By Robin Jovanovich
When we learned, just before press time, that Councilwoman Pam Tarlow was stepping down from her position because she was moving out of Rye, we had a long goodbye conversation about public service and private life.
She was sad, she explained, not to be able to finish out her term, and disappointed not to be able to say goodbye to the community in a public forum.
Last week, after telling members of the Council and City staff that she was moving July 31, Tarlow had several conversations with Corporation Counsel Kristen Wilson. Two days before the July 24 Council meeting, Tarlow discovered her access to Council email had been terminated. Tarlow was planning to attend what would have been her last official meeting but was informed by Wilson that if did so she would “be facing possible legal action. The message the Mayor had City staff deliver to me was: ‘That as long as I did not attend, they wouldn’t do anything to me.’”
What reason could the City have had for taking legal action against Tarlow, whose only “crime” while in office was to speak her mind?
What did and didn’t happen at the Council meeting gives one pause. Resident Suki van Dijk came to the podium to read a letter from Tarlow and asked that it be entered into the record. When she asked Mayor Cohn if he had threatened Tarlow with legal action if she attempted to come to the meeting, he turned to Wilson and said, “Kristen, were any threats issued?” Wilson responded, “I don’t think this is appropriate for public discussion. But I certainly did not threaten another Councilmember.” Mayor Cohn’s then said: “Understood, no threats were authorized,” and he was ready to move on.
When van Dijk asked to make a further comment, the Mayor told her that her three minutes were up (despite the fact that they were not).
In our long experience covering the City Council, no Council has ever acted in such an uncharitable, uncivil manner. If a Councilmember steps down — for any reason — the rest of the Council thanks them for their service and wishes them well, and the individual is then given the opportunity to speak. We don’t bar the door.
Here is what Pam Tarlow wanted, but was not given the chance, to say at the July 24 Council meeting:
“Covid-19 has changed so much for me and my family. After living in and loving Rye for 13 years, it had become abundantly clear that a change in lifestyle was necessary. Our family needed more space and my husband, Mike, and I really thought about how and where we wanted to live.
We were very lucky to find a house that we love in the Silver Lake area of White Plains. Our last day in Rye will be July 31, and I therefore need to resign my position on the City Council tonight.
I will miss Rye and all of you for the good that we have worked to achieve together.
Giving back to Rye was very important to me. Rye made my family feel safe.
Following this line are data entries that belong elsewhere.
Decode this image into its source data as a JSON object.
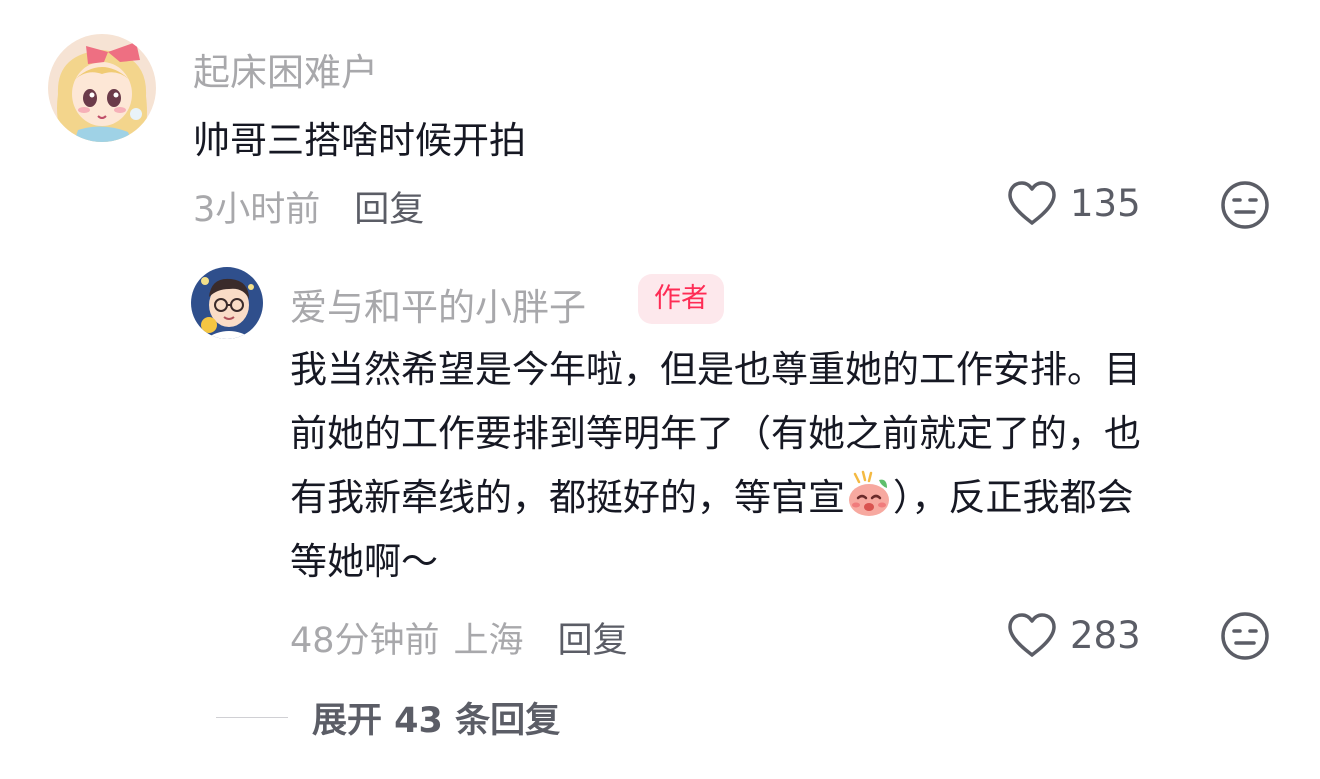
{
  "comment": {
    "username": "起床困难户",
    "text": "帅哥三搭啥时候开拍",
    "time": "3小时前",
    "reply_label": "回复",
    "like_count": "135"
  },
  "reply": {
    "username": "爱与和平的小胖子",
    "badge": "作者",
    "lines": [
      "我当然希望是今年啦，但是也尊重她的工作安排。目",
      "前她的工作要排到等明年了（有她之前就定了的，也",
      "有我新牵线的，都挺好的，等官宣",
      "），反正我都会",
      "等她啊～"
    ],
    "time": "48分钟前",
    "location": "上海",
    "reply_label": "回复",
    "like_count": "283"
  },
  "expand_label": "展开 43 条回复",
  "icons": {
    "like": "heart-outline-icon",
    "dislike": "meh-face-icon",
    "inline_emoji": "shy-face-emoji"
  },
  "colors": {
    "badge_text": "#fe2c55",
    "badge_bg": "#fde8ec"
  }
}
It educated my children, Jordan and Hannah, and introduced my husband and me to friends that will be in our hearts forever.
The saddest thing about this move is stepping down from the City Council. I believed that I offered another viewpoint and that that was important. I believed in our community, and I always tried to be respectful, logical, and compassionate in my approach.
This Council will appoint my replacement, and I wouldn’t be me without reminding you what good public servant leadership is about as you monitor the next choice:
• Selection of leaders should always be based on the next generation, not the next election.
• Governing is not managing, and we all should understand the Council/Manager form of government and honor the role of professionals to do their job without political gamesmanship.
•We should protect the integrity of process and transparency as it is the only path to maintaining trust in Government.
•Encourage courteous discourse. Don’t make someone the enemy because they disagree.
•Government is not about you or me; it is about us.”